"He’s not a healthy guy."
“He’s not in bad shape for his age, but I wouldn't say he’s in outstanding health," Dr. David Scheiner said last year, after reviewing partial medical records. "Could I guarantee he won't have issues for the next four years? He has a lot of issues that are just sort of sitting there.”
Popular podcast host Joe Rogan, who has endorsed Bernie Sanders, took the concerns a step further, saying Biden's alleged cognitive problems were disqualifying.
"Stop. Pause. He can't be president," Rogan said. "Listen, we can't play any games here folks.

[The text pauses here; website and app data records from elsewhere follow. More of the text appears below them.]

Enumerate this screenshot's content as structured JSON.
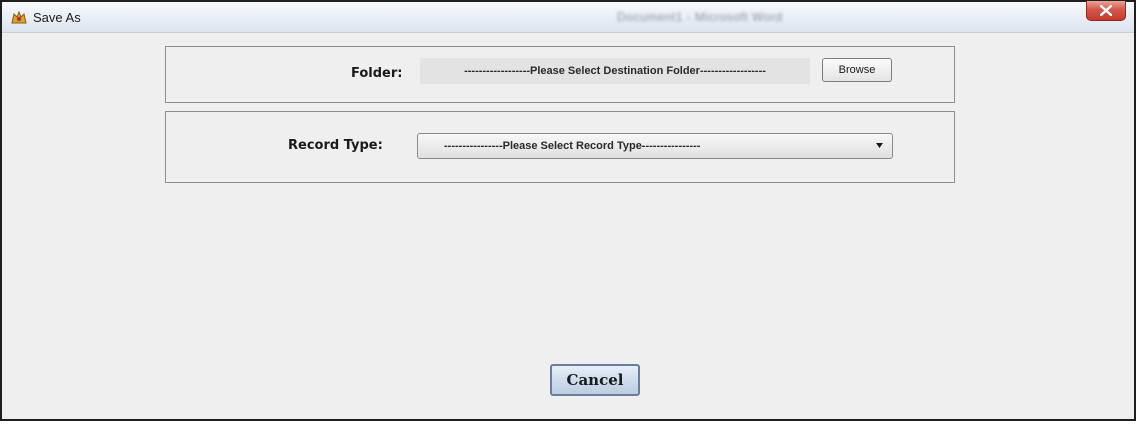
{
  "window": {
    "title": "Save As",
    "background_title": "Document1 - Microsoft Word",
    "app_icon": "app-logo-icon",
    "close_icon": "close-icon"
  },
  "folder": {
    "label": "Folder:",
    "value": "------------------Please Select Destination Folder------------------",
    "browse_label": "Browse"
  },
  "record_type": {
    "label": "Record Type:",
    "selected": "----------------Please Select Record Type----------------",
    "dropdown_icon": "chevron-down-icon"
  },
  "actions": {
    "cancel_label": "Cancel"
  },
  "colors": {
    "window_bg": "#efefef",
    "close_button": "#c43a2c",
    "cancel_button": "#cddbec"
  }
}
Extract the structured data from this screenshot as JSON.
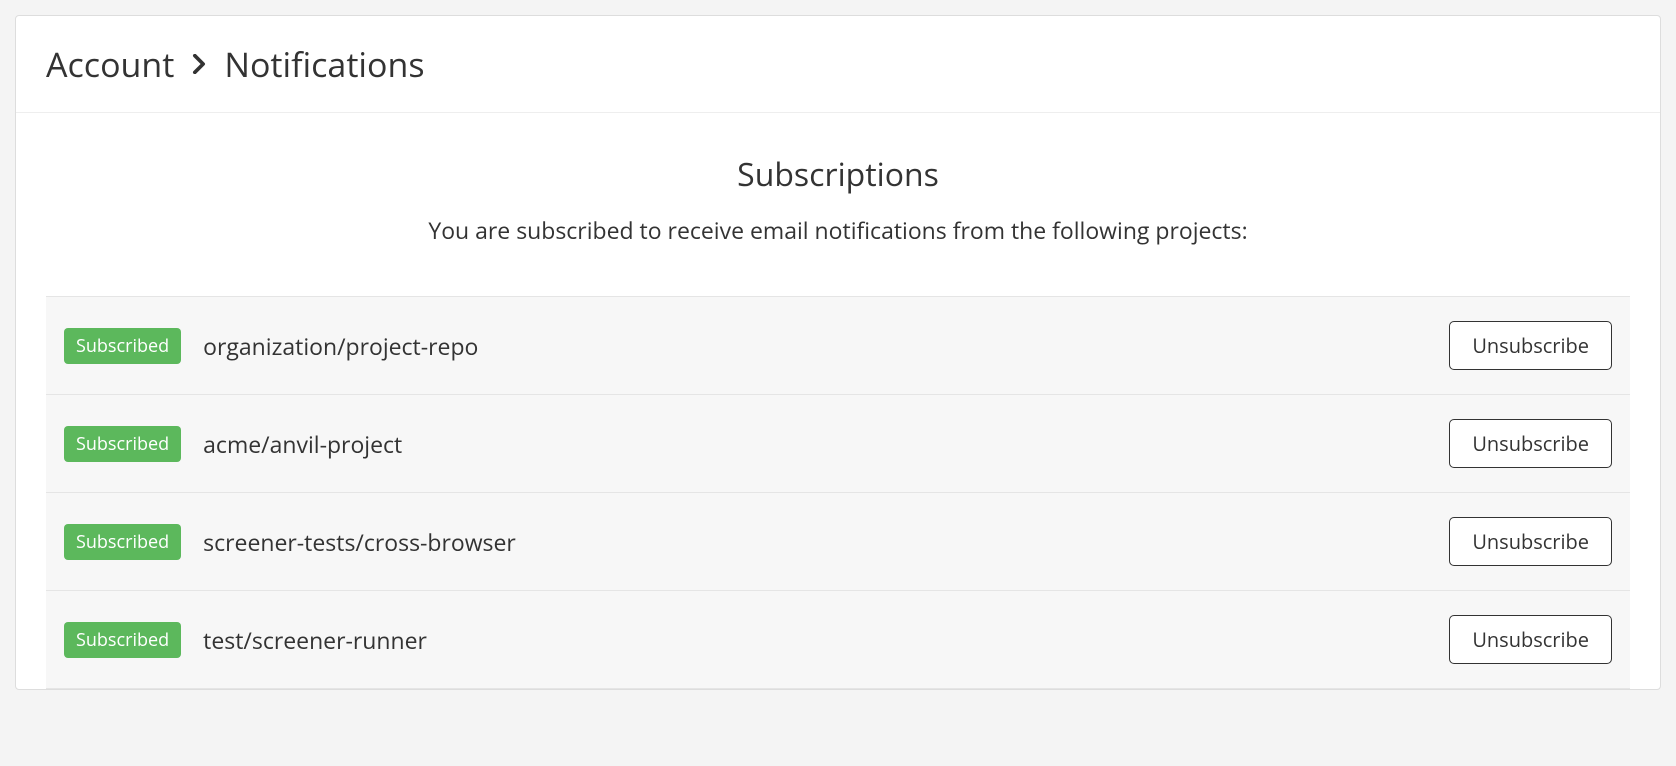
{
  "breadcrumb": {
    "parent": "Account",
    "current": "Notifications"
  },
  "section": {
    "title": "Subscriptions",
    "description": "You are subscribed to receive email notifications from the following projects:"
  },
  "badge_label": "Subscribed",
  "action_label": "Unsubscribe",
  "subscriptions": [
    {
      "project": "organization/project-repo"
    },
    {
      "project": "acme/anvil-project"
    },
    {
      "project": "screener-tests/cross-browser"
    },
    {
      "project": "test/screener-runner"
    }
  ]
}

This is a really old man who can't talk."
On Sunday, Glenn Greenwald countered accusations on social media that he was mentioning what he called Biden's "obvious cognitive issues" only to help Sanders, noting that he has been writing about them for months.
Journalist Aaron Mate has pointed out the relative lack of scrutiny for Biden in the network media, which with some exceptions has largely steered clear of probing the former vice president's overseas dealings or his possible cognitive issues.
"When's the last time Joe Biden sat for a live, unedited interview like Bernie did this week w/ Maddow?" Mate asked. "For example, I'd love to know what Biden said here after claiming Hunter got his $80K/month Ukraine board gig because 'he's a really bright guy.' But it's clearly edited."
And, last summer, The New York Times reported that many Biden associates and insiders were doubting with "significant unease" whether he would be too old to serve as an effective candidate.
Meanwhile, reports have emerged that the format for the next presidential debate will allow Biden and his opponent to sit down -- prompting the Sanders campaign to suggest Biden is getting favorable treatment.
“Why does Joe Biden not want to stand toe-to-toe with Sen. Sanders on the debate stage March 15 and have an opportunity to defend his record and articulate his vision for the future?” Jeff Weaver, Sanders’ senior adviser, told Politico.
For now, though, Biden is largely basking in the support of a mostly unified Democratic Party -- even picking up the endorsement of Sen. Kamala Harris, D-Calif., who just last year accused Biden of supporting what she called racist policies that affected her personally.
"There is no one better prepared than Joe to steer our nation through these turbulent times, and restore truth, honor, and decency to the Oval Office," Harris said in a statement Sunday. "He is kind and endlessly caring, and he truly listens to the American people."
Harris joins Sen. Amy Klobuchar, D-Minn., former South Bend, Ind., Mayor Pete Buttigieg, former Texas Congressman Beto O'Rourke, ex-New York City Mayor Mike Bloomberg, Rep. Tim Ryan, D-Ohion, former Massachusetts Gov. Deval Patrick, and former Maryland Congressman John Delaney in endorsing Biden.
Harris withdrew from the race in December, ending a candidacy with the historic potential of becoming the first black woman elected president.
Harris said in her statement that "like many women, I watched with sadness as women exited the race one by one." Four years after Hillary Clinton was the party's nominee, "we find ourselves without any woman on a path to be the Democratic nominee for president."
Rep. Tulsi Gabbard, D-Hawaii, remains in the race, but with only a single delegate so far, has been viewed as a long-shot at best.
Fox News' Ronn Blitzer and The Associated Press contributed to this report.